Are such measures up to the urgency of a “code red”? Do they stand up to Scotland’s commitment to being a climate leader and building a well-being economy?
Expanding onshore wind, moving to renewables, increasing walking and cycling – all part of the cooperation agreement – are important, but if extraction continues, they won’t be enough to avoid what over 230 scientists behind the IPCC warn of.
Some might say it is not the Scottish government’s gift to approve or prevent Cambo, and that suggesting a summit and calling for a reassessment of licences is the best they can do.
But a stronger statement of opposition to Cambo would signal this is a government which understands the reality of finite carbon budgets and the need to shift – today and faster than current form – away from fossil fuels. Going further, it isn’t hard to imagine that the Scottish government could withhold onshore planning consent if it is serious about its declaration of a climate emergency.
Some might say that the existing oil workforce needs Cambo to go ahead. But that ignores the possibility of a co-created just transition and the onus on public institutions to help workers move into non-extractive industries.
There is evidence from surveys of employees in the sector that a huge majority would, if properly supported, welcome such a transition, not least as so many of them are on insecure contracts.
No one is saying workers and communities should be abandoned, and the work of the Scottish government’s Just Transition Commission lays out some of the steps that need to be taken. The SNP-Green cooperation agreement commits to a just transition: this should underpin a commitment to Cambo not proceeding.
Some might even say that Scotland needs Cambo to provide the energy as renewables are not yet up to meeting current demand – or risk importing ‘dirtier’ oil from other countries.

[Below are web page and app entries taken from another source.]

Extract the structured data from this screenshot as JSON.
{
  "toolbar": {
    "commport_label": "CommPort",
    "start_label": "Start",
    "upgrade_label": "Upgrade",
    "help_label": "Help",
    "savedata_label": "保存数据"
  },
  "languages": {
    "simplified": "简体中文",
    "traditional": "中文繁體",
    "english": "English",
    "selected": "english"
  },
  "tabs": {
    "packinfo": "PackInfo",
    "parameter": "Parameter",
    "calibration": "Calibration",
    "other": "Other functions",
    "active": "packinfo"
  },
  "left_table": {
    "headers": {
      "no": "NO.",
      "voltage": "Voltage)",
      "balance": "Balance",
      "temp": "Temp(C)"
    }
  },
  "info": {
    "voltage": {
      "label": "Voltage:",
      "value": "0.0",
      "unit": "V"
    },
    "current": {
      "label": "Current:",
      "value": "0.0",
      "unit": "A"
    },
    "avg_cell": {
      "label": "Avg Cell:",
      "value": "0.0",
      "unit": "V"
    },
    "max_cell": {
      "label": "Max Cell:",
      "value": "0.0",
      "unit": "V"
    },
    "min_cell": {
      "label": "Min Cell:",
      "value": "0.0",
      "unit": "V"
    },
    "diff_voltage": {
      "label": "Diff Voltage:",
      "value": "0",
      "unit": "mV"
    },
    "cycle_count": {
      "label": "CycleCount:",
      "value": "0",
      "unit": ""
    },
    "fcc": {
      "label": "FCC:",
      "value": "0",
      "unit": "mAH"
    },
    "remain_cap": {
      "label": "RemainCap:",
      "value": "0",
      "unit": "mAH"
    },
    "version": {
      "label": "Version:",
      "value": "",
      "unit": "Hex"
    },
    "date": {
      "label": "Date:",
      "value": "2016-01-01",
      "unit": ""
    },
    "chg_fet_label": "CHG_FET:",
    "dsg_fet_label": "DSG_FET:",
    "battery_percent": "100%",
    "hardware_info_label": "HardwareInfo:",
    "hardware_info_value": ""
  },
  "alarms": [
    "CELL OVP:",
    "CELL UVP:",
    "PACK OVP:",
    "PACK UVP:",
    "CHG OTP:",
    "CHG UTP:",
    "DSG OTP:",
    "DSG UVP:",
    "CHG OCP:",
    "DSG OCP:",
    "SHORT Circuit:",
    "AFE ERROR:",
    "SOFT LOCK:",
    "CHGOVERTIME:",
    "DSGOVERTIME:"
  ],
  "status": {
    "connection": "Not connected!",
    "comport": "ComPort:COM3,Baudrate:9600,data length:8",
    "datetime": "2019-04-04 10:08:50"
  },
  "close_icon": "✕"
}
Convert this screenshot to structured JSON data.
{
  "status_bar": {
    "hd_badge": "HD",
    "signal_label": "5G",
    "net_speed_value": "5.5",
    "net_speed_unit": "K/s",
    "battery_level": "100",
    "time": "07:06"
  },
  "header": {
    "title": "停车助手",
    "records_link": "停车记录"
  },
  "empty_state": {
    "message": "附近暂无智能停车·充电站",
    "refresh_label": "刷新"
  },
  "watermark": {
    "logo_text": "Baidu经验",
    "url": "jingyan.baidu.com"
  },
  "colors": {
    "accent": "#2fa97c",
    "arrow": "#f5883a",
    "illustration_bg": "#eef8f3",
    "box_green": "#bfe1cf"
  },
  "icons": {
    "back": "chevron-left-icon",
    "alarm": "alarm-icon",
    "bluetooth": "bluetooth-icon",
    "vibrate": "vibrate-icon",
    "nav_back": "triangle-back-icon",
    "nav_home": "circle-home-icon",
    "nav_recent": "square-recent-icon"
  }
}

But this misses the bigger picture: our economies, and particularly our patterns of production and consumption, need to be restructured around the goal of collective well-being, rather than constant economic growth premised on demand for material products.
Ignoring that agenda (exhibit one: the exclusion in the SNP-Greens cooperation agreement of matters relating to “the role of GDP measurements and economic principles relating to sustainable growth and inclusive growth”) flies in the face of evidence that a growing economy is incompatible with the health of our planetary home.
No one doubts the challenge of transforming the economy into one that serves social justice on a healthy planet. There are a plethora of changes to be made, adjustments to be managed, and sequencing of changes to get right.
Yet the prospect of building an economy that better distributes work and wealth, that cherishes resources, reusing and sharing them rather than extracting and dumping them, is the prize in sight. The recommendations of the recent Climate Assembly show that people of all walks of life are already calling for the necessary action.
Scotland has declared a climate emergency. It leads the partnership of ‘Well-being Economy Governments’. And it is hosting the UN climate conference in just a few months.
If Cambo is allowed to be nodded through, it will undermine Scotland’s positive early steps to build a well-being economy that people here and around the world so urgently need.
Dr Katherine Trebeck is a strategic advocacy advisor at the Wellbeing Economy Alliance Scotland